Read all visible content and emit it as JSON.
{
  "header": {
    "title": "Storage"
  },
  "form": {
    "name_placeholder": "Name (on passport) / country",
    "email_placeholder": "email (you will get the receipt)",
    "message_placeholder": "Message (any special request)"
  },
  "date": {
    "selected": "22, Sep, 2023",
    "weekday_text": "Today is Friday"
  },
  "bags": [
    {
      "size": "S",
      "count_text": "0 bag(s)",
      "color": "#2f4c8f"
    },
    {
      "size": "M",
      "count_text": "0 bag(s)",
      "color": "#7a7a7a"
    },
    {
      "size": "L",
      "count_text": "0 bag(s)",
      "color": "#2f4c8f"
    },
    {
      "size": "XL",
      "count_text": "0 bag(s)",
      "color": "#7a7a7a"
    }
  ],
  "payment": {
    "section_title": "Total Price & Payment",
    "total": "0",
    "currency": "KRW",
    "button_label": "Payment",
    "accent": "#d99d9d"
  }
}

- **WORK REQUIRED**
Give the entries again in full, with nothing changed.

- **RESPONSE**
Read all visible content and emit it as JSON.
{
  "header": {
    "title": "Storage"
  },
  "form": {
    "name_placeholder": "Name (on passport) / country",
    "email_placeholder": "email (you will get the receipt)",
    "message_placeholder": "Message (any special request)"
  },
  "date": {
    "selected": "22, Sep, 2023",
    "weekday_text": "Today is Friday"
  },
  "bags": [
    {
      "size": "S",
      "count_text": "0 bag(s)",
      "color": "#2f4c8f"
    },
    {
      "size": "M",
      "count_text": "0 bag(s)",
      "color": "#7a7a7a"
    },
    {
      "size": "L",
      "count_text": "0 bag(s)",
      "color": "#2f4c8f"
    },
    {
      "size": "XL",
      "count_text": "0 bag(s)",
      "color": "#7a7a7a"
    }
  ],
  "payment": {
    "section_title": "Total Price & Payment",
    "total": "0",
    "currency": "KRW",
    "button_label": "Payment",
    "accent": "#d99d9d"
  }
}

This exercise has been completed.